[Stored dataset items]
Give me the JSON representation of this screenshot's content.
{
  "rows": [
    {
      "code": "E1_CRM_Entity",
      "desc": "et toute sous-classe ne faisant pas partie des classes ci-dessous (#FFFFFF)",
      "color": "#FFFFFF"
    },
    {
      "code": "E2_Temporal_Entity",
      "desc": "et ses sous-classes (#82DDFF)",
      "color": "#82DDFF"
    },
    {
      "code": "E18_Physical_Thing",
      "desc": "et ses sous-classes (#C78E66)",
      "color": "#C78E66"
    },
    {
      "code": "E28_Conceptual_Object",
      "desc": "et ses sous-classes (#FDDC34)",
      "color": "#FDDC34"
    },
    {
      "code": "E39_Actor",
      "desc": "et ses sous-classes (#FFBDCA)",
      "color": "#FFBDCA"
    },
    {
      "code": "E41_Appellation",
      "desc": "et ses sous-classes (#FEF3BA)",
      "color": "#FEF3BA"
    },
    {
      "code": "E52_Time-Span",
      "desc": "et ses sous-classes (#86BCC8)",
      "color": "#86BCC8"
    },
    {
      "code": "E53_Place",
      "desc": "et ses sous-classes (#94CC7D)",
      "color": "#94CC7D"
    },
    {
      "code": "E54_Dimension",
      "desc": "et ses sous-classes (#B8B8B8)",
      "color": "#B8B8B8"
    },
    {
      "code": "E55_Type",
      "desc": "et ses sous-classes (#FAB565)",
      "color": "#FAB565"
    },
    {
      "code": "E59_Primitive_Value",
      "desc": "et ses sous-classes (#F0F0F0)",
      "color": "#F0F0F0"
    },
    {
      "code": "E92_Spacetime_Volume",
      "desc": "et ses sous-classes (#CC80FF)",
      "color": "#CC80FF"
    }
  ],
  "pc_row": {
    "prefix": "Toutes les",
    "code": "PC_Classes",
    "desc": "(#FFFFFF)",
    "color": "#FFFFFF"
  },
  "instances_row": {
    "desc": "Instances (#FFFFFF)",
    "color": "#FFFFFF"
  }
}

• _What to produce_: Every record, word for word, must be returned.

• _Solution to this problem_:
Give me the JSON representation of this screenshot's content.
{
  "rows": [
    {
      "code": "E1_CRM_Entity",
      "desc": "et toute sous-classe ne faisant pas partie des classes ci-dessous (#FFFFFF)",
      "color": "#FFFFFF"
    },
    {
      "code": "E2_Temporal_Entity",
      "desc": "et ses sous-classes (#82DDFF)",
      "color": "#82DDFF"
    },
    {
      "code": "E18_Physical_Thing",
      "desc": "et ses sous-classes (#C78E66)",
      "color": "#C78E66"
    },
    {
      "code": "E28_Conceptual_Object",
      "desc": "et ses sous-classes (#FDDC34)",
      "color": "#FDDC34"
    },
    {
      "code": "E39_Actor",
      "desc": "et ses sous-classes (#FFBDCA)",
      "color": "#FFBDCA"
    },
    {
      "code": "E41_Appellation",
      "desc": "et ses sous-classes (#FEF3BA)",
      "color": "#FEF3BA"
    },
    {
      "code": "E52_Time-Span",
      "desc": "et ses sous-classes (#86BCC8)",
      "color": "#86BCC8"
    },
    {
      "code": "E53_Place",
      "desc": "et ses sous-classes (#94CC7D)",
      "color": "#94CC7D"
    },
    {
      "code": "E54_Dimension",
      "desc": "et ses sous-classes (#B8B8B8)",
      "color": "#B8B8B8"
    },
    {
      "code": "E55_Type",
      "desc": "et ses sous-classes (#FAB565)",
      "color": "#FAB565"
    },
    {
      "code": "E59_Primitive_Value",
      "desc": "et ses sous-classes (#F0F0F0)",
      "color": "#F0F0F0"
    },
    {
      "code": "E92_Spacetime_Volume",
      "desc": "et ses sous-classes (#CC80FF)",
      "color": "#CC80FF"
    }
  ],
  "pc_row": {
    "prefix": "Toutes les",
    "code": "PC_Classes",
    "desc": "(#FFFFFF)",
    "color": "#FFFFFF"
  },
  "instances_row": {
    "desc": "Instances (#FFFFFF)",
    "color": "#FFFFFF"
  }
}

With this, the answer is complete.